WHAT THE EXERCISE ASKS:
Nothing should be left out: output all of the entries exactly.

(Records from a data collection)
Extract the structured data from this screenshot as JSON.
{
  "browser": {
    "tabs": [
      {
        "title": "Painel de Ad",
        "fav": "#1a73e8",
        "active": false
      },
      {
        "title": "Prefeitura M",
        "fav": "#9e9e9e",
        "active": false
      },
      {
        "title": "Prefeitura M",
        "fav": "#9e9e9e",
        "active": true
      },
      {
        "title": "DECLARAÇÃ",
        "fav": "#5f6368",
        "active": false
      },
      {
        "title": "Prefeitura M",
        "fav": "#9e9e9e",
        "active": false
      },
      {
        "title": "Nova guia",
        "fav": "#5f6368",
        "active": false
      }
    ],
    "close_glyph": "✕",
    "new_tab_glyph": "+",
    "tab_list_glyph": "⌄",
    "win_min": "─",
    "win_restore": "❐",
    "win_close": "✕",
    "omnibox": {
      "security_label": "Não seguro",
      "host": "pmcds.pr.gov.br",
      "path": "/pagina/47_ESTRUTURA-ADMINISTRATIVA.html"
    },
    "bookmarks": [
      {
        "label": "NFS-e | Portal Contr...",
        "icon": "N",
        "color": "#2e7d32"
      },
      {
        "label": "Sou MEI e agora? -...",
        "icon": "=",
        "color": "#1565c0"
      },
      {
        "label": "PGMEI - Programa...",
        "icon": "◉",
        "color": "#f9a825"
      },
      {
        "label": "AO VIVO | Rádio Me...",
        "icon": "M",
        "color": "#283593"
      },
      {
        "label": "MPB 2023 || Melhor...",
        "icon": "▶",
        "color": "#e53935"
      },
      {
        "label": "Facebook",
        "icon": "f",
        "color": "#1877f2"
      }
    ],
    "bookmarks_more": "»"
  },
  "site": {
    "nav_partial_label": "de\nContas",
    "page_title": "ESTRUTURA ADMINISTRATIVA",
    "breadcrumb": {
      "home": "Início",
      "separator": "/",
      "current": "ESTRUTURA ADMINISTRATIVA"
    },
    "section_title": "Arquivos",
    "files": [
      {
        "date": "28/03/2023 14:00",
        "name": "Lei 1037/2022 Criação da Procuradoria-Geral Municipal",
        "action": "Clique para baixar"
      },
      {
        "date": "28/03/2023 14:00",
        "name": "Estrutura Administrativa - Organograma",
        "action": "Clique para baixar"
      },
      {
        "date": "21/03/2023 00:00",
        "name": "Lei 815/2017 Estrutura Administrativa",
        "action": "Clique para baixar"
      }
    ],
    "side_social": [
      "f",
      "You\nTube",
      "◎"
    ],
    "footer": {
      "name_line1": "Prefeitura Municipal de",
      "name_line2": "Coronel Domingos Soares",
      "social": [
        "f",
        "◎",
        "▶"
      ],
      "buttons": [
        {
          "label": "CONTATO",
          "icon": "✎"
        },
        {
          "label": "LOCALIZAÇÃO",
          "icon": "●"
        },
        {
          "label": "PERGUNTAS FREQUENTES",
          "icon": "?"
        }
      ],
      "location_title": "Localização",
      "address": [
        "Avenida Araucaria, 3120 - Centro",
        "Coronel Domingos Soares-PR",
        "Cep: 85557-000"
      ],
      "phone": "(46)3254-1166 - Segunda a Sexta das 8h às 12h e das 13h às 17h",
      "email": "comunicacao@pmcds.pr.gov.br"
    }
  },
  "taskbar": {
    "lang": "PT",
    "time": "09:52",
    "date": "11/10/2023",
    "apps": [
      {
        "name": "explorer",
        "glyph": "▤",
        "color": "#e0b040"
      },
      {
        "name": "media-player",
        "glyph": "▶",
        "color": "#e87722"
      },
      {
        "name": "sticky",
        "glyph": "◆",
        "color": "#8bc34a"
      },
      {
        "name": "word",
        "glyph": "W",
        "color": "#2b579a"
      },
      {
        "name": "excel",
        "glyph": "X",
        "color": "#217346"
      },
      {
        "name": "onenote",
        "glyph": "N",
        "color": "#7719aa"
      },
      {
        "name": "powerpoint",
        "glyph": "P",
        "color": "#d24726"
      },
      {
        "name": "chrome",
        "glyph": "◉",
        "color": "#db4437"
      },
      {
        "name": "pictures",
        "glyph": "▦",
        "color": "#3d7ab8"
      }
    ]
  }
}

EXERCISE OUTPUT:
Extract the structured data from this screenshot as JSON.
{
  "browser": {
    "tabs": [
      {
        "title": "Painel de Ad",
        "fav": "#1a73e8",
        "active": false
      },
      {
        "title": "Prefeitura M",
        "fav": "#9e9e9e",
        "active": false
      },
      {
        "title": "Prefeitura M",
        "fav": "#9e9e9e",
        "active": true
      },
      {
        "title": "DECLARAÇÃ",
        "fav": "#5f6368",
        "active": false
      },
      {
        "title": "Prefeitura M",
        "fav": "#9e9e9e",
        "active": false
      },
      {
        "title": "Nova guia",
        "fav": "#5f6368",
        "active": false
      }
    ],
    "close_glyph": "✕",
    "new_tab_glyph": "+",
    "tab_list_glyph": "⌄",
    "win_min": "─",
    "win_restore": "❐",
    "win_close": "✕",
    "omnibox": {
      "security_label": "Não seguro",
      "host": "pmcds.pr.gov.br",
      "path": "/pagina/47_ESTRUTURA-ADMINISTRATIVA.html"
    },
    "bookmarks": [
      {
        "label": "NFS-e | Portal Contr...",
        "icon": "N",
        "color": "#2e7d32"
      },
      {
        "label": "Sou MEI e agora? -...",
        "icon": "=",
        "color": "#1565c0"
      },
      {
        "label": "PGMEI - Programa...",
        "icon": "◉",
        "color": "#f9a825"
      },
      {
        "label": "AO VIVO | Rádio Me...",
        "icon": "M",
        "color": "#283593"
      },
      {
        "label": "MPB 2023 || Melhor...",
        "icon": "▶",
        "color": "#e53935"
      },
      {
        "label": "Facebook",
        "icon": "f",
        "color": "#1877f2"
      }
    ],
    "bookmarks_more": "»"
  },
  "site": {
    "nav_partial_label": "de\nContas",
    "page_title": "ESTRUTURA ADMINISTRATIVA",
    "breadcrumb": {
      "home": "Início",
      "separator": "/",
      "current": "ESTRUTURA ADMINISTRATIVA"
    },
    "section_title": "Arquivos",
    "files": [
      {
        "date": "28/03/2023 14:00",
        "name": "Lei 1037/2022 Criação da Procuradoria-Geral Municipal",
        "action": "Clique para baixar"
      },
      {
        "date": "28/03/2023 14:00",
        "name": "Estrutura Administrativa - Organograma",
        "action": "Clique para baixar"
      },
      {
        "date": "21/03/2023 00:00",
        "name": "Lei 815/2017 Estrutura Administrativa",
        "action": "Clique para baixar"
      }
    ],
    "side_social": [
      "f",
      "You\nTube",
      "◎"
    ],
    "footer": {
      "name_line1": "Prefeitura Municipal de",
      "name_line2": "Coronel Domingos Soares",
      "social": [
        "f",
        "◎",
        "▶"
      ],
      "buttons": [
        {
          "label": "CONTATO",
          "icon": "✎"
        },
        {
          "label": "LOCALIZAÇÃO",
          "icon": "●"
        },
        {
          "label": "PERGUNTAS FREQUENTES",
          "icon": "?"
        }
      ],
      "location_title": "Localização",
      "address": [
        "Avenida Araucaria, 3120 - Centro",
        "Coronel Domingos Soares-PR",
        "Cep: 85557-000"
      ],
      "phone": "(46)3254-1166 - Segunda a Sexta das 8h às 12h e das 13h às 17h",
      "email": "comunicacao@pmcds.pr.gov.br"
    }
  },
  "taskbar": {
    "lang": "PT",
    "time": "09:52",
    "date": "11/10/2023",
    "apps": [
      {
        "name": "explorer",
        "glyph": "▤",
        "color": "#e0b040"
      },
      {
        "name": "media-player",
        "glyph": "▶",
        "color": "#e87722"
      },
      {
        "name": "sticky",
        "glyph": "◆",
        "color": "#8bc34a"
      },
      {
        "name": "word",
        "glyph": "W",
        "color": "#2b579a"
      },
      {
        "name": "excel",
        "glyph": "X",
        "color": "#217346"
      },
      {
        "name": "onenote",
        "glyph": "N",
        "color": "#7719aa"
      },
      {
        "name": "powerpoint",
        "glyph": "P",
        "color": "#d24726"
      },
      {
        "name": "chrome",
        "glyph": "◉",
        "color": "#db4437"
      },
      {
        "name": "pictures",
        "glyph": "▦",
        "color": "#3d7ab8"
      }
    ]
  }
}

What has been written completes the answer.